The research included a raft of additional experiments as well. The team characterized each of the mutant proteins to document precisely how it aided in metabolic regulation. The fermentor experiment was repeated and the same mutations ?and no others ?were observed to develop again. Three of the six genes ?the "winner," it's closest competitor and Q199R ?were spliced back into the original form of the bacteria and studied, to rule out the possibility that mutations in other genes were responsible for the competitive advantage.

Shamoo said it's significant that the mutations didn't arise where expected within the gene. Four of the six occurred in regions of the gene that are identical in both heat-resistant and non-heat-resistant forms of G. stearothermophilus. Shamoo said this strongly shows the dynamic nature of evolution at the molecular and atomic level.

Shamoo said the most prom ising finding is the fact that the follow-up test produced precisely the same mutant genes.

"The duplicate study suggests that the pathways of molecular adaptation are reproducible and not highly variable under identical conditions," Shamoo said.


'"/>

Source:Rice University


Related biology news :

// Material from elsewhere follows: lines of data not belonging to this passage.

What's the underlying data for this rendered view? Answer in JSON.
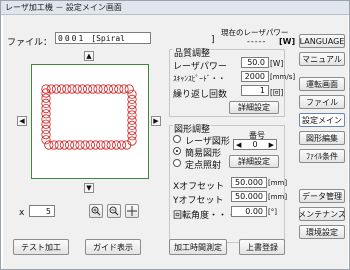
{
  "window": {
    "title": "レーザ加工機 － 設定メイン画面"
  },
  "header": {
    "file_label": "ファイル：",
    "file_number": "0001",
    "file_name": "[Spiral",
    "file_name_end": "]",
    "power_now_label": "現在のレーザパワー",
    "power_now_value": "-----",
    "power_now_unit": "[W]"
  },
  "quality": {
    "title": "品質調整",
    "laser_power_label": "レーザパワー",
    "laser_power_value": "50.0",
    "laser_power_unit": "[W]",
    "scan_speed_label": "ｽｷｬﾝｽﾋﾟｰﾄﾞ・・",
    "scan_speed_value": "2000",
    "scan_speed_unit": "[mm/s]",
    "repeat_label": "繰り返し回数",
    "repeat_value": "1",
    "repeat_unit": "[回]",
    "detail_button": "詳細設定"
  },
  "shape": {
    "title": "図形調整",
    "radio_laser": "レーザ図形",
    "radio_simple": "簡易図形",
    "radio_point": "定点照射",
    "number_label": "番号",
    "number_value": "0",
    "detail_button": "詳細設定",
    "x_offset_label": "Xオフセット",
    "x_offset_value": "50.000",
    "x_offset_unit": "[mm]",
    "y_offset_label": "Yオフセット",
    "y_offset_value": "50.000",
    "y_offset_unit": "[mm]",
    "rotation_label": "回転角度・・・",
    "rotation_value": "0.00",
    "rotation_unit": "[°]"
  },
  "preview": {
    "scale_label": "x",
    "scale_value": "5"
  },
  "bottom": {
    "test_button": "テスト加工",
    "guide_button": "ガイド表示",
    "time_button": "加工時間測定",
    "save_button": "上書登録"
  },
  "sidebar": {
    "language": "LANGUAGE",
    "manual": "マニュアル",
    "operation": "運転画面",
    "file": "ファイル",
    "settings_main": "設定メイン",
    "shape_edit": "図形編集",
    "file_condition": "ﾌｧｲﾙ条件",
    "data_manage": "データ管理",
    "maintenance": "メンテナンス",
    "env_settings": "環境設定"
  },
  "colors": {
    "spiral": "#d21e1e",
    "preview_border": "#3b8a3b"
  }
}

1. W.M. Keck Foundation funds study of friendly microbes
2. Yellowstone microbes fueled by hydrogen, according to U. of Colorado study
3. Scientists discover unique microbe in Californias largest lake
4. Harnessing microbes, one by one, to build a better nanoworld
5. Leprosy microbes lead scientists to immune discovery
6. Could microbes solve Russias chemical weapons conundrum?
7. Genome study of beneficial microbe may help boost plant health
8. Proteomics brings researchers closer to understanding microbes that produce acid mine drainage
9. Deep thinking: Scientists sequence a cold-loving marine microbe
10. Freeze-dried mats of microbes awaken in Antarctic streambed
11. MBL researchers probe how an ancient microbe thrives and evolves without sex
Post Your Comments:
*Name:
*Comment:
*Email:


(Date:2/1/2016)... 2016  Today, the first day of American Heart ... develop a first of its kind workplace health solution ... In the first application of Watson ... ), and Welltok will create a new offering that ... analytics, delivered on Welltok,s health optimization platform. The effort ...
(Date:1/27/2016)... CHESTER, Ohio , Jan. 27, 2016  Rite ... supplier based in West Chester, Ohio ... their award winning service staff, based in ... technical capacity and ability to provide modifications, installations and ... John Dovalina , CEO of PLUS, commented, "PLUS has ...
(Date:1/22/2016)... , January 22, 2016 ... the addition of the  "Global Behavioral ... offering. --> http://www.researchandmarkets.com/research/4lmf2s/global_behavioral ) ... "Global Behavioral Biometric Market 2016-2020"  report ... Research and Markets ( http://www.researchandmarkets.com/research/4lmf2s/global_behavioral ) has ...
Breaking Biology News(10 mins):
(Date:2/11/2016)... 11, 2016  Dovetail Genomics™ LLC today announced that ... for a planned metagenomic genome assembly service. Richard ... genome assembly method in a talk on Friday, February ... Technology conference in Orlando, Fla. ... datasets is difficult. Using its proprietary Chicago ...
(Date:2/11/2016)... ... , ... Global Stem Cells Group, has announced ... new facility will provide advanced protocols and state-of-the-art techniques in cellular medicine, focusing ... The new GSCG clinic is headed by four prominent Ecuadorian physicians, including Pablo ...
(Date:2/10/2016)... , Feb.10, 2016 ASAE is introducing a ... Management Companies (AMC) the option of joining or renewing ... fee determined by staff size, every employee in any ... ASAE and reap all available member benefits.   ... new organizational membership options will allow organizations of any ...
(Date:2/10/2016)... ... February 10, 2016 , ... Benchmark ... today the promotion of two long-standing principal investigators (PI) to the roles of ... Research and Development. , Dr. Laurence Chu, a Benchmark Research PI in the ...
Breaking Biology Technology: